▶ **Your instructions**:
Keep every line of the data below that has the string "icon" and present those lines.
****************************************
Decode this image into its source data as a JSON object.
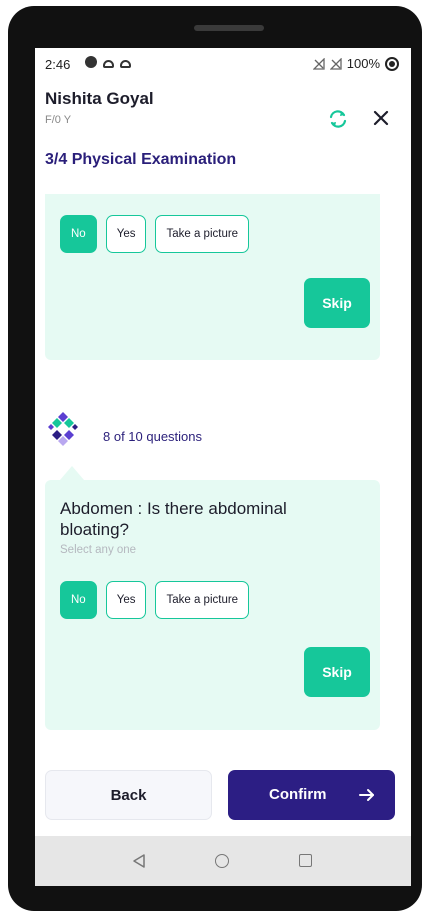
{
  "status_bar": {
    "time": "2:46",
    "battery": "100%"
  },
  "header": {
    "patient_name": "Nishita Goyal",
    "patient_meta": "F/0 Y",
    "section_title": "3/4 Physical Examination"
  },
  "previous_question": {
    "options": [
      {
        "label": "No",
        "selected": true
      },
      {
        "label": "Yes",
        "selected": false
      },
      {
        "label": "Take a picture",
        "selected": false
      }
    ],
    "skip_label": "Skip"
  },
  "progress": {
    "text": "8 of 10 questions"
  },
  "current_question": {
    "text": "Abdomen : Is there abdominal bloating?",
    "hint": "Select any one",
    "options": [
      {
        "label": "No",
        "selected": true
      },
      {
        "label": "Yes",
        "selected": false
      },
      {
        "label": "Take a picture",
        "selected": false
      }
    ],
    "skip_label": "Skip"
  },
  "footer": {
    "back_label": "Back",
    "confirm_label": "Confirm"
  },
  "colors": {
    "accent": "#16c79a",
    "primary": "#2c1e84",
    "card_bg": "#e6faf3"
  }
}
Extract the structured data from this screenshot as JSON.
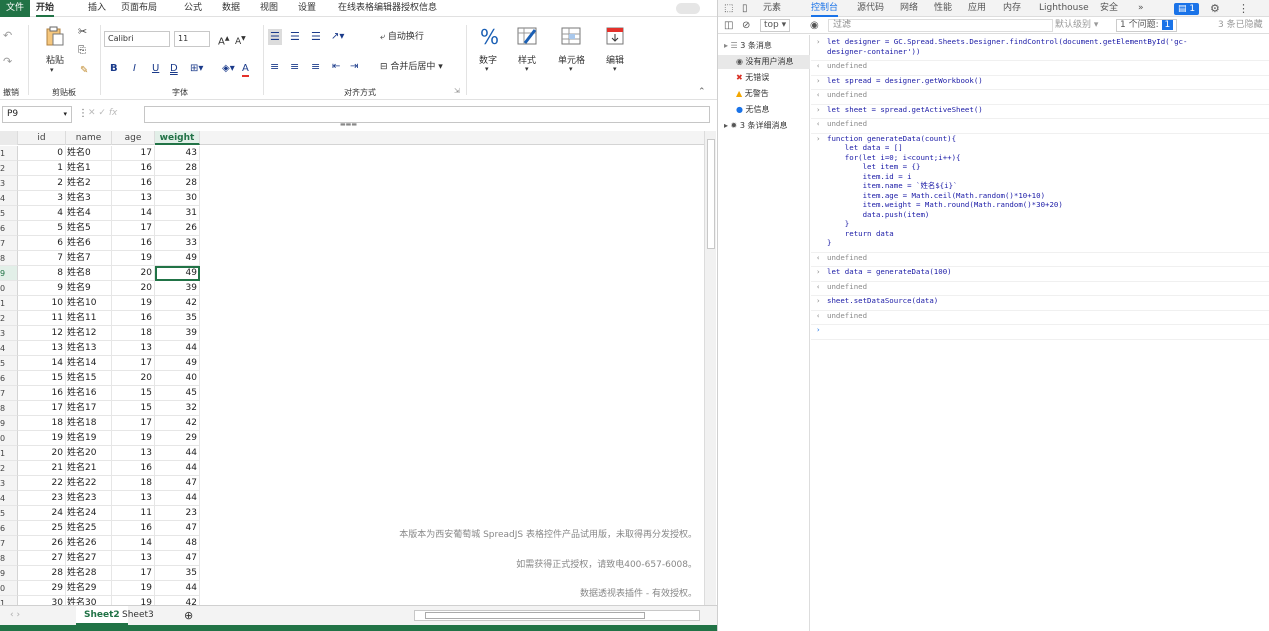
{
  "excel": {
    "menu": [
      "文件",
      "开始",
      "插入",
      "页面布局",
      "公式",
      "数据",
      "视图",
      "设置",
      "在线表格编辑器授权信息"
    ],
    "ribbon": {
      "undo_label": "撤销",
      "paste_label": "粘贴",
      "clipboard_group": "剪贴板",
      "font_name": "Calibri",
      "font_size": "11",
      "font_group": "字体",
      "wrap_text": "自动换行",
      "merge_center": "合并后居中",
      "align_group": "对齐方式",
      "number_label": "数字",
      "style_label": "样式",
      "cells_label": "单元格",
      "edit_label": "编辑",
      "inc_font": "A",
      "dec_font": "A",
      "bold": "B",
      "italic": "I",
      "underline": "U",
      "double_underline": "D",
      "font_color": "A"
    },
    "name_box": "P9",
    "fx": "fx",
    "columns": [
      "id",
      "name",
      "age",
      "weight"
    ],
    "rows": [
      {
        "rn": "1",
        "id": "0",
        "name": "姓名0",
        "age": "17",
        "weight": "43"
      },
      {
        "rn": "2",
        "id": "1",
        "name": "姓名1",
        "age": "16",
        "weight": "28"
      },
      {
        "rn": "3",
        "id": "2",
        "name": "姓名2",
        "age": "16",
        "weight": "28"
      },
      {
        "rn": "4",
        "id": "3",
        "name": "姓名3",
        "age": "13",
        "weight": "30"
      },
      {
        "rn": "5",
        "id": "4",
        "name": "姓名4",
        "age": "14",
        "weight": "31"
      },
      {
        "rn": "6",
        "id": "5",
        "name": "姓名5",
        "age": "17",
        "weight": "26"
      },
      {
        "rn": "7",
        "id": "6",
        "name": "姓名6",
        "age": "16",
        "weight": "33"
      },
      {
        "rn": "8",
        "id": "7",
        "name": "姓名7",
        "age": "19",
        "weight": "49"
      },
      {
        "rn": "9",
        "id": "8",
        "name": "姓名8",
        "age": "20",
        "weight": "49"
      },
      {
        "rn": "0",
        "id": "9",
        "name": "姓名9",
        "age": "20",
        "weight": "39"
      },
      {
        "rn": "1",
        "id": "10",
        "name": "姓名10",
        "age": "19",
        "weight": "42"
      },
      {
        "rn": "2",
        "id": "11",
        "name": "姓名11",
        "age": "16",
        "weight": "35"
      },
      {
        "rn": "3",
        "id": "12",
        "name": "姓名12",
        "age": "18",
        "weight": "39"
      },
      {
        "rn": "4",
        "id": "13",
        "name": "姓名13",
        "age": "13",
        "weight": "44"
      },
      {
        "rn": "5",
        "id": "14",
        "name": "姓名14",
        "age": "17",
        "weight": "49"
      },
      {
        "rn": "6",
        "id": "15",
        "name": "姓名15",
        "age": "20",
        "weight": "40"
      },
      {
        "rn": "7",
        "id": "16",
        "name": "姓名16",
        "age": "15",
        "weight": "45"
      },
      {
        "rn": "8",
        "id": "17",
        "name": "姓名17",
        "age": "15",
        "weight": "32"
      },
      {
        "rn": "9",
        "id": "18",
        "name": "姓名18",
        "age": "17",
        "weight": "42"
      },
      {
        "rn": "0",
        "id": "19",
        "name": "姓名19",
        "age": "19",
        "weight": "29"
      },
      {
        "rn": "1",
        "id": "20",
        "name": "姓名20",
        "age": "13",
        "weight": "44"
      },
      {
        "rn": "2",
        "id": "21",
        "name": "姓名21",
        "age": "16",
        "weight": "44"
      },
      {
        "rn": "3",
        "id": "22",
        "name": "姓名22",
        "age": "18",
        "weight": "47"
      },
      {
        "rn": "4",
        "id": "23",
        "name": "姓名23",
        "age": "13",
        "weight": "44"
      },
      {
        "rn": "5",
        "id": "24",
        "name": "姓名24",
        "age": "11",
        "weight": "23"
      },
      {
        "rn": "6",
        "id": "25",
        "name": "姓名25",
        "age": "16",
        "weight": "47"
      },
      {
        "rn": "7",
        "id": "26",
        "name": "姓名26",
        "age": "14",
        "weight": "48"
      },
      {
        "rn": "8",
        "id": "27",
        "name": "姓名27",
        "age": "13",
        "weight": "47"
      },
      {
        "rn": "9",
        "id": "28",
        "name": "姓名28",
        "age": "17",
        "weight": "35"
      },
      {
        "rn": "0",
        "id": "29",
        "name": "姓名29",
        "age": "19",
        "weight": "44"
      },
      {
        "rn": "1",
        "id": "30",
        "name": "姓名30",
        "age": "19",
        "weight": "42"
      }
    ],
    "watermark": [
      "本版本为西安葡萄城 SpreadJS 表格控件产品试用版，未取得再分发授权。",
      "如需获得正式授权，请致电400-657-6008。",
      "数据透视表插件 - 有效授权。"
    ],
    "sheet_tabs": [
      "Sheet2",
      "Sheet3"
    ]
  },
  "devtools": {
    "tabs": [
      "元素",
      "控制台",
      "源代码",
      "网络",
      "性能",
      "应用",
      "内存",
      "Lighthouse",
      "安全"
    ],
    "active_tab": "控制台",
    "badge_count": "1",
    "context": "top",
    "filter_placeholder": "过滤",
    "default_levels": "默认级别",
    "issues": "1 个问题:",
    "issues_count": "1",
    "hidden": "3 条已隐藏",
    "sidebar": [
      {
        "label": "3 条消息",
        "icon": "list-icon"
      },
      {
        "label": "没有用户消息",
        "icon": "user-icon"
      },
      {
        "label": "无错误",
        "icon": "error-icon"
      },
      {
        "label": "无警告",
        "icon": "warning-icon"
      },
      {
        "label": "无信息",
        "icon": "info-icon"
      },
      {
        "label": "3 条详细消息",
        "icon": "bug-icon"
      }
    ],
    "console": [
      {
        "type": "in",
        "text": "let designer = GC.Spread.Sheets.Designer.findControl(document.getElementById('gc-\ndesigner-container'))"
      },
      {
        "type": "out",
        "text": "undefined"
      },
      {
        "type": "in",
        "text": "let spread = designer.getWorkbook()"
      },
      {
        "type": "out",
        "text": "undefined"
      },
      {
        "type": "in",
        "text": "let sheet = spread.getActiveSheet()"
      },
      {
        "type": "out",
        "text": "undefined"
      },
      {
        "type": "in",
        "text": "function generateData(count){\n    let data = []\n    for(let i=0; i<count;i++){\n        let item = {}\n        item.id = i\n        item.name = `姓名${i}`\n        item.age = Math.ceil(Math.random()*10+10)\n        item.weight = Math.round(Math.random()*30+20)\n        data.push(item)\n    }\n    return data\n}"
      },
      {
        "type": "out",
        "text": "undefined"
      },
      {
        "type": "in",
        "text": "let data = generateData(100)"
      },
      {
        "type": "out",
        "text": "undefined"
      },
      {
        "type": "in",
        "text": "sheet.setDataSource(data)"
      },
      {
        "type": "out",
        "text": "undefined"
      },
      {
        "type": "prompt",
        "text": ""
      }
    ]
  }
}
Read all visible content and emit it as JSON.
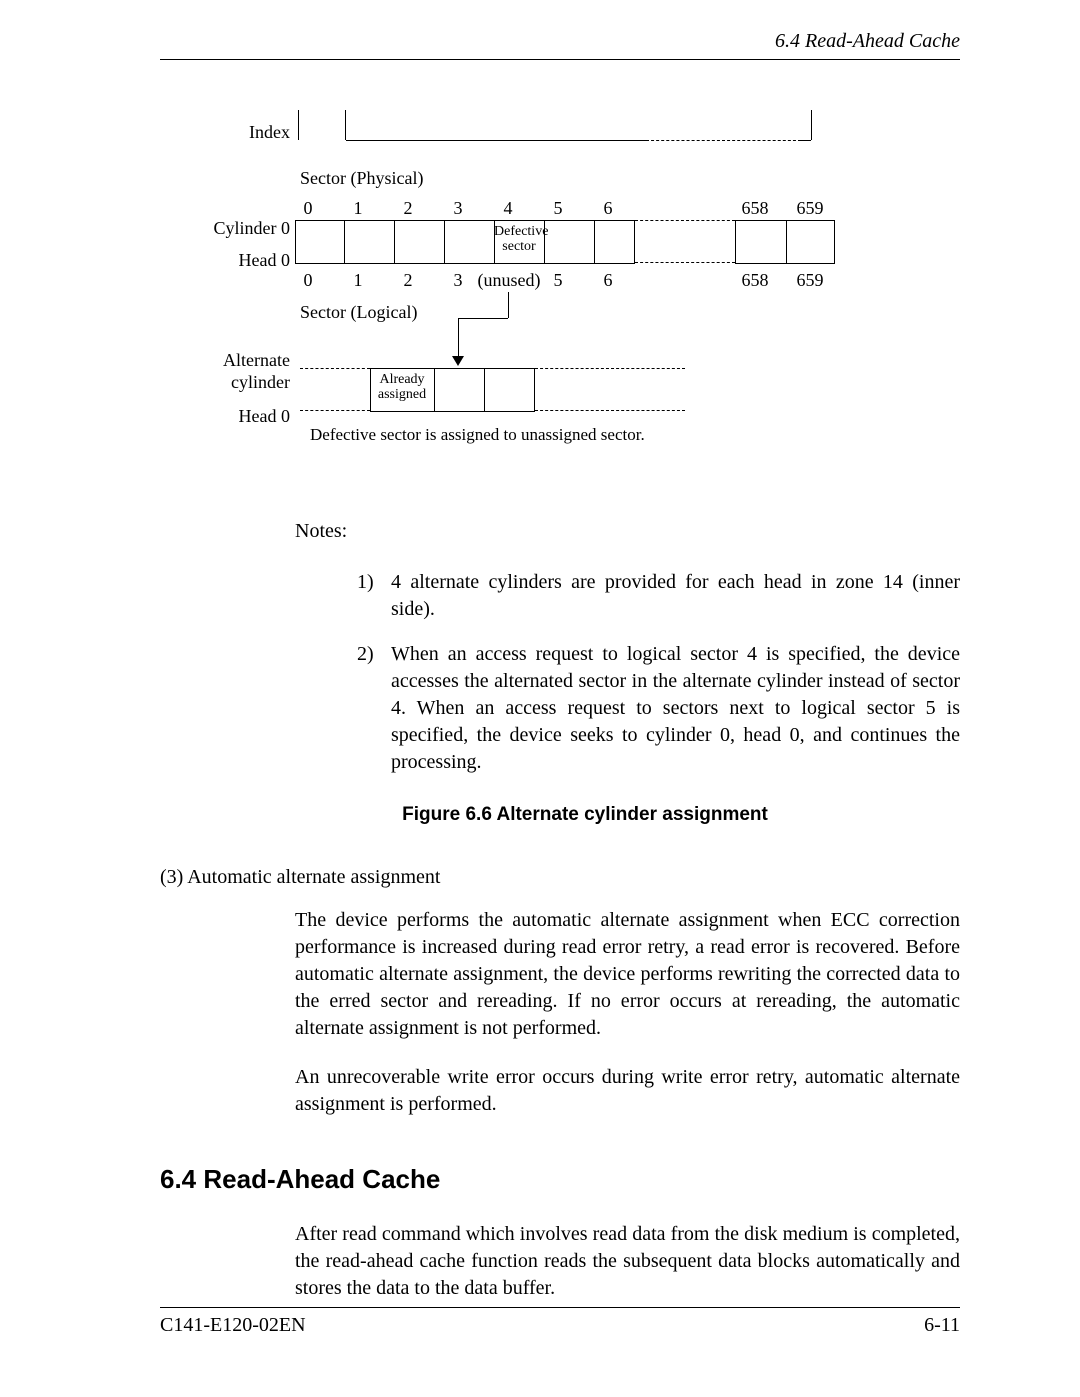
{
  "header": {
    "running": "6.4 Read-Ahead Cache"
  },
  "footer": {
    "left": "C141-E120-02EN",
    "right": "6-11"
  },
  "diagram": {
    "index_label": "Index",
    "sector_phys": "Sector (Physical)",
    "sector_log": "Sector (Logical)",
    "cyl0": "Cylinder 0",
    "head0_a": "Head 0",
    "alt_cyl": "Alternate\ncylinder",
    "head0_b": "Head 0",
    "defective": "Defective\nsector",
    "unused": "(unused)",
    "already": "Already\nassigned",
    "caption": "Defective sector is assigned to unassigned sector.",
    "nums_top": [
      "0",
      "1",
      "2",
      "3",
      "4",
      "5",
      "6",
      "658",
      "659"
    ],
    "nums_bottom": [
      "0",
      "1",
      "2",
      "3",
      "",
      "5",
      "6",
      "658",
      "659"
    ]
  },
  "notes": {
    "heading": "Notes:",
    "items": [
      {
        "n": "1)",
        "t": "4 alternate cylinders are provided for each head in zone 14 (inner side)."
      },
      {
        "n": "2)",
        "t": "When an access request to logical sector 4 is specified, the device accesses the alternated sector in the alternate cylinder instead of sector 4.  When an access request to sectors next to logical sector 5 is specified, the device seeks to cylinder 0, head 0, and continues the processing."
      }
    ]
  },
  "figcaption": "Figure 6.6  Alternate cylinder assignment",
  "sub3": "(3)  Automatic alternate assignment",
  "para1": "The device performs the automatic alternate assignment when ECC correction performance is increased during read error retry, a read error is recovered.  Before automatic alternate assignment, the device performs rewriting the corrected data to the erred sector and rereading.  If no error occurs at rereading, the automatic alternate assignment is not performed.",
  "para2": "An unrecoverable write error occurs during write error retry, automatic alternate assignment is performed.",
  "section": "6.4  Read-Ahead Cache",
  "para3": "After read command which involves read data from the disk medium is completed, the read-ahead cache function reads the subsequent data blocks automatically and stores the data to the data buffer."
}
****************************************
▶ **Exercise solution**:
        "icon": "list-icon"
        "icon": "user-icon"
        "icon": "error-icon"
        "icon": "warning-icon"
        "icon": "info-icon"
        "icon": "bug-icon"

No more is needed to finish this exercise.